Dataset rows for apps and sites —
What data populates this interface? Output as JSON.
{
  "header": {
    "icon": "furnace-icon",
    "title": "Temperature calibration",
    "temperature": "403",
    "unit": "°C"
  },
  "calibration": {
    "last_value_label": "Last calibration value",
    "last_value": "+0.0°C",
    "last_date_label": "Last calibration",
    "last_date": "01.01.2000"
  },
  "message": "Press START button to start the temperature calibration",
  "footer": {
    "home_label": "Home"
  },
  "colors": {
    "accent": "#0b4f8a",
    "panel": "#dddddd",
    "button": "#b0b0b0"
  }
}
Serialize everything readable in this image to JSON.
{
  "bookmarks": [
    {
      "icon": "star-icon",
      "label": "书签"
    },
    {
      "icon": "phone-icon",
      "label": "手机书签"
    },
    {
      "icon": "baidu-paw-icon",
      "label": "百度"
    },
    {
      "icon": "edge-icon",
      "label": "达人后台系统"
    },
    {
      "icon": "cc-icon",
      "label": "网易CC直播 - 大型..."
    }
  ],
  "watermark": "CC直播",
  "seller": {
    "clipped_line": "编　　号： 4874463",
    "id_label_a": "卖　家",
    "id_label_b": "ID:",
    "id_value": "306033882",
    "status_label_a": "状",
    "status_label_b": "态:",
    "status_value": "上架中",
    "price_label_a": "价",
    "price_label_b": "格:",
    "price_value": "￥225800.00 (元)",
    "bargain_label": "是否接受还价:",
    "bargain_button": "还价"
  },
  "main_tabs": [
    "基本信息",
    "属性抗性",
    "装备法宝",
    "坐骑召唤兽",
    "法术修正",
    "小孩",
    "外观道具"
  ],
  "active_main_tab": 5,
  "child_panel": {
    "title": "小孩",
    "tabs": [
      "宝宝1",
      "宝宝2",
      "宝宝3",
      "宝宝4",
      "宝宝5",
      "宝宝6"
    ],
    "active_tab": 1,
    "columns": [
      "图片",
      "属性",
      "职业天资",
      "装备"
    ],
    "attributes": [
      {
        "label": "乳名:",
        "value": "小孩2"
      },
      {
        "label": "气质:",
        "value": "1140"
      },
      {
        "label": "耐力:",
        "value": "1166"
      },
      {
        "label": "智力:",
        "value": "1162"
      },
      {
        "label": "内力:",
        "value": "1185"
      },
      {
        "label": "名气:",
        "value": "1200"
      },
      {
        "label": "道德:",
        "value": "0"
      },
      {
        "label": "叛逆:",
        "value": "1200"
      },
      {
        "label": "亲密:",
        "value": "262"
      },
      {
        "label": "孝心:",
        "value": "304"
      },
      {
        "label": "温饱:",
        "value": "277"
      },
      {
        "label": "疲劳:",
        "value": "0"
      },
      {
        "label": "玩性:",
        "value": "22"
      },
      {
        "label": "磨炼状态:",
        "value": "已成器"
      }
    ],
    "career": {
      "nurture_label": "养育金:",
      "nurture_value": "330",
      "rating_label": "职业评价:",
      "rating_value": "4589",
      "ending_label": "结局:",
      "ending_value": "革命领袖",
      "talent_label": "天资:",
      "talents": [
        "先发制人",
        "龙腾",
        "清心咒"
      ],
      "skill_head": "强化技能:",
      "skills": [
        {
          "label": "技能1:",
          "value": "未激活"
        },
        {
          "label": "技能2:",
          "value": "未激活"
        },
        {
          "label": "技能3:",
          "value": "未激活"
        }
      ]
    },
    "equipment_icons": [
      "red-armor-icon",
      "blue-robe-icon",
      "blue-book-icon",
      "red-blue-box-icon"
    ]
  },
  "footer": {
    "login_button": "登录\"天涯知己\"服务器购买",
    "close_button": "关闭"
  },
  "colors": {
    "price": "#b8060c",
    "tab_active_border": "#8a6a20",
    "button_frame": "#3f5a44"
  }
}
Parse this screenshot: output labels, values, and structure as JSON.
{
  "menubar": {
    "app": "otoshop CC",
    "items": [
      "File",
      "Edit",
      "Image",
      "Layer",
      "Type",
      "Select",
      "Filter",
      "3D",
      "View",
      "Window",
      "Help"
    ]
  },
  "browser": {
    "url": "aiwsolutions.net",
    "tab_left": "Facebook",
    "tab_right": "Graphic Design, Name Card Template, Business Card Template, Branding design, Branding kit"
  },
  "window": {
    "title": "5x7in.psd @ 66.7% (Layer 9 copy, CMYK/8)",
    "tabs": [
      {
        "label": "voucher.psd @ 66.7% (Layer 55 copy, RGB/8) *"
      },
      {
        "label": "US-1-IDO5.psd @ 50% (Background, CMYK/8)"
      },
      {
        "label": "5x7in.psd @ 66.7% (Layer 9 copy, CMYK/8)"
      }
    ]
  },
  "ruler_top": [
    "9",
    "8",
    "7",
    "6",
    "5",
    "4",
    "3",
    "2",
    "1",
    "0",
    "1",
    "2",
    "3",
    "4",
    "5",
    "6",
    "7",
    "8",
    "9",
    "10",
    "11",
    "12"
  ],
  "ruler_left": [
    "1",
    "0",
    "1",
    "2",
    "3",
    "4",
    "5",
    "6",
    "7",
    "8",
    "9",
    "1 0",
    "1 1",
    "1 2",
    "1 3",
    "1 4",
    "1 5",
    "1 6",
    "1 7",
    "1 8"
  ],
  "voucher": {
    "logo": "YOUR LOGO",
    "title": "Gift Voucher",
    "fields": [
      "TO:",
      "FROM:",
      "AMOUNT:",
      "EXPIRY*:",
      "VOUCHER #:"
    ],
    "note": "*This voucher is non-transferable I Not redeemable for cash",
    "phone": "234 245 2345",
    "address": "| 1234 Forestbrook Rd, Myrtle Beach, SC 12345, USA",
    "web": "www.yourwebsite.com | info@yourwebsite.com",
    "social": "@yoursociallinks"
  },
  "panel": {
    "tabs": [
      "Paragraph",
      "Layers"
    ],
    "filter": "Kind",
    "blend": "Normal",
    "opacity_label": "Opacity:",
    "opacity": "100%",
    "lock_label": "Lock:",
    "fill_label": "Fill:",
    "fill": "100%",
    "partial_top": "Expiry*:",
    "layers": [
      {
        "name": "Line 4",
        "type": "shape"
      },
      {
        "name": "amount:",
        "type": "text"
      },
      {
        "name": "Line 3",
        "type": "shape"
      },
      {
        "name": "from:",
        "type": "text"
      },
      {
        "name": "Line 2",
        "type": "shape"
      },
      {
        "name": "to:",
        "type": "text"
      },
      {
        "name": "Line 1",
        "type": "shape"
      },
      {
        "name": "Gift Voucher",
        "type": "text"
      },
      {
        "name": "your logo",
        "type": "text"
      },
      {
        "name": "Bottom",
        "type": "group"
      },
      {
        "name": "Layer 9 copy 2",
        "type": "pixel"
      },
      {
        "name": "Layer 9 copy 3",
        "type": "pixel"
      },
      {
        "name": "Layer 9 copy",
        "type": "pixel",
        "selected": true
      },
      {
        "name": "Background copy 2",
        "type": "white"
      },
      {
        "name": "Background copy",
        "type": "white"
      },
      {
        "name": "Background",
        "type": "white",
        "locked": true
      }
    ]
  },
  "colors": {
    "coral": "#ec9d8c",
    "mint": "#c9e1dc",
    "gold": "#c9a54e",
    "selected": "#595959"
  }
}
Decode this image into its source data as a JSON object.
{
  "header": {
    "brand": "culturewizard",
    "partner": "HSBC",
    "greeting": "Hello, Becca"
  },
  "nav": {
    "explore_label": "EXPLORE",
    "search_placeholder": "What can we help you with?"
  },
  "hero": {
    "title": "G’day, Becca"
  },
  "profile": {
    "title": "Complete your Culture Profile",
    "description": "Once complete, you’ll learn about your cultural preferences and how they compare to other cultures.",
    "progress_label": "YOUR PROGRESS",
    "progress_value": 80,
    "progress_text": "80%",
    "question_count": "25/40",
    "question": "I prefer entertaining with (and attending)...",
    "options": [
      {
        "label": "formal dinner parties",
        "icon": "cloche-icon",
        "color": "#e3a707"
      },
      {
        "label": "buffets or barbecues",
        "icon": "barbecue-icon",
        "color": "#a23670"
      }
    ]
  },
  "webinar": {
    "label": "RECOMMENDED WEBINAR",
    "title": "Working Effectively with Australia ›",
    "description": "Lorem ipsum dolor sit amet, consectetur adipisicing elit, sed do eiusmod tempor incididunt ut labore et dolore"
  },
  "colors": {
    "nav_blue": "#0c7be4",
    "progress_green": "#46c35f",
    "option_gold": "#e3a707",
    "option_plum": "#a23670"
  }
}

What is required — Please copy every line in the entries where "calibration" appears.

Result of the exercise —
    "title": "Temperature calibration",
  "calibration": {
    "last_value_label": "Last calibration value",
    "last_date_label": "Last calibration",
  "message": "Press START button to start the temperature calibration",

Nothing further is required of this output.